**Problem requirements**
Return each line of the records holding the string "path".

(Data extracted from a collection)
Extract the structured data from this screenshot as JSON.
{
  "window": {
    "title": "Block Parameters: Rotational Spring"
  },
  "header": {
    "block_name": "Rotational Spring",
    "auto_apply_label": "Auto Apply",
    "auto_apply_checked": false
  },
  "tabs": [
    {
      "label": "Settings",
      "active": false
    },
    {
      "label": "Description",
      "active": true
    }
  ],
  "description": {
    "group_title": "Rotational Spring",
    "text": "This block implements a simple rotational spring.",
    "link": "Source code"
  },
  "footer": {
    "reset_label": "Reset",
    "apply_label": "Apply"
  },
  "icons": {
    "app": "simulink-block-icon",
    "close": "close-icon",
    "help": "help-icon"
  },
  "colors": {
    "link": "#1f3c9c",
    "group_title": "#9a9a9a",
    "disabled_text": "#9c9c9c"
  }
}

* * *

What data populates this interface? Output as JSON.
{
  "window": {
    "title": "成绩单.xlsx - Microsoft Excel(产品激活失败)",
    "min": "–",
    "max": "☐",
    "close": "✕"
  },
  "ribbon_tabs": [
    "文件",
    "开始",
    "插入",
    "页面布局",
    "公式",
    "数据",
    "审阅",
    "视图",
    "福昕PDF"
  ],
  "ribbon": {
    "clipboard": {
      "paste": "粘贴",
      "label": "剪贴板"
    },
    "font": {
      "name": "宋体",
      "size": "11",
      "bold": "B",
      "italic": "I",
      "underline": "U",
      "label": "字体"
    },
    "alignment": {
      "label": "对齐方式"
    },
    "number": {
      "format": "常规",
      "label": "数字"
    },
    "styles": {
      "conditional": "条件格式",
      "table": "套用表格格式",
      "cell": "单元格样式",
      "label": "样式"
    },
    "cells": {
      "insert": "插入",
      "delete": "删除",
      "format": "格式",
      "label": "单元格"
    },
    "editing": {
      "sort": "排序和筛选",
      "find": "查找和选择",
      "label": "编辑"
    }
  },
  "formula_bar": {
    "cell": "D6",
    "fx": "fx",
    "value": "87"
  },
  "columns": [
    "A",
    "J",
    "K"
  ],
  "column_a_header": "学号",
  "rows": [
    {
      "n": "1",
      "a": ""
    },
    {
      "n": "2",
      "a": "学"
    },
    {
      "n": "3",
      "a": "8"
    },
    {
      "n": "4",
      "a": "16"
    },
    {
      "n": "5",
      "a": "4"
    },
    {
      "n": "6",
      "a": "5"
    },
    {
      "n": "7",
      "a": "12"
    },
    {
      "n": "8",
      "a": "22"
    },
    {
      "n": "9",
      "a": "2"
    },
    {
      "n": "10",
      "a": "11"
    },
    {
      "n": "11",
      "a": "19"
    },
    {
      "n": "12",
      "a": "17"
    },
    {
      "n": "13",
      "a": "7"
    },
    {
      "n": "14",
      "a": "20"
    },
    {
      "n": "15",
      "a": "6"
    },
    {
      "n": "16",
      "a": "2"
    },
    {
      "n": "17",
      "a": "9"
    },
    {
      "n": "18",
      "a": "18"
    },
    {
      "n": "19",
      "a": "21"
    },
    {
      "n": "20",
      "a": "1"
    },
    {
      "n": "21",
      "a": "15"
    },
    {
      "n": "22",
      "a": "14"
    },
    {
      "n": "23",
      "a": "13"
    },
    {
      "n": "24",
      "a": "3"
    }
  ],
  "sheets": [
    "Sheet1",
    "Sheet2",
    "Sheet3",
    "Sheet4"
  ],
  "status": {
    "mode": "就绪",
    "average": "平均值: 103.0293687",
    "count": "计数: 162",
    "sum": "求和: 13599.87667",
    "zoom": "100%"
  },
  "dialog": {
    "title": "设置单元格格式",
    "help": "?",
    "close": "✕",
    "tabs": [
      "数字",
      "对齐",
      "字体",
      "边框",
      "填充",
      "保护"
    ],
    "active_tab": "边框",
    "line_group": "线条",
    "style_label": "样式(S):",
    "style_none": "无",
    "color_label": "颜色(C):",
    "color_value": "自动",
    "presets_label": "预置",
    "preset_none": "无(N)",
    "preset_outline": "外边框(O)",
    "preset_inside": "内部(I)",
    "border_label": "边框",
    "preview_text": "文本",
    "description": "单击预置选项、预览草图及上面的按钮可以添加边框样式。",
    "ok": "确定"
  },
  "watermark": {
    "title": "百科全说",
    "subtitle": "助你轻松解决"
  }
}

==

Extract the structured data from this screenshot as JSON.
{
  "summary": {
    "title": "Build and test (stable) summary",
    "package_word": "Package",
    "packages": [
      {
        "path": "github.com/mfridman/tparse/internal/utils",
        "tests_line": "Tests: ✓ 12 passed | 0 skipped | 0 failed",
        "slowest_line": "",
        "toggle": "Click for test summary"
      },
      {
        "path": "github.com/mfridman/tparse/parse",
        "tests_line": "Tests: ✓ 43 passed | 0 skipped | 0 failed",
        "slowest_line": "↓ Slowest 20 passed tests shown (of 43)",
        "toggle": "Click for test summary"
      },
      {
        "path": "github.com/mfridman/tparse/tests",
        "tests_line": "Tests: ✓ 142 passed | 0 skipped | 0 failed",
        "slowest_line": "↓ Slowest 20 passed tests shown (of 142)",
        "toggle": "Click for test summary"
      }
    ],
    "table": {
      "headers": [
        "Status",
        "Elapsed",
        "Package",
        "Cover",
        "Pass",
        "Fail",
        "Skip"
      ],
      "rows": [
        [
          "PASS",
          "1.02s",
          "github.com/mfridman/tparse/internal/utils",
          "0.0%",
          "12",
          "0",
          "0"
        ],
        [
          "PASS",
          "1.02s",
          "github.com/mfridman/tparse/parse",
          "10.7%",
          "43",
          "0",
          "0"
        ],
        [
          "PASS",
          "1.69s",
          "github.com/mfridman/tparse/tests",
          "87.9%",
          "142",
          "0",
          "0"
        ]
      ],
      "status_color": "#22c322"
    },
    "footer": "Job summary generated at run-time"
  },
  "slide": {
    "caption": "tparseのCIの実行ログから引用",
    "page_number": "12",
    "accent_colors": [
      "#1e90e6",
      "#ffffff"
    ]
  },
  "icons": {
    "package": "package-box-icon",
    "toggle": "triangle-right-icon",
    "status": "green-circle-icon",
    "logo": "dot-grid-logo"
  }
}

**Answer**
        "path": "github.com/mfridman/tparse/internal/utils",
        "path": "github.com/mfridman/tparse/parse",
        "path": "github.com/mfridman/tparse/tests",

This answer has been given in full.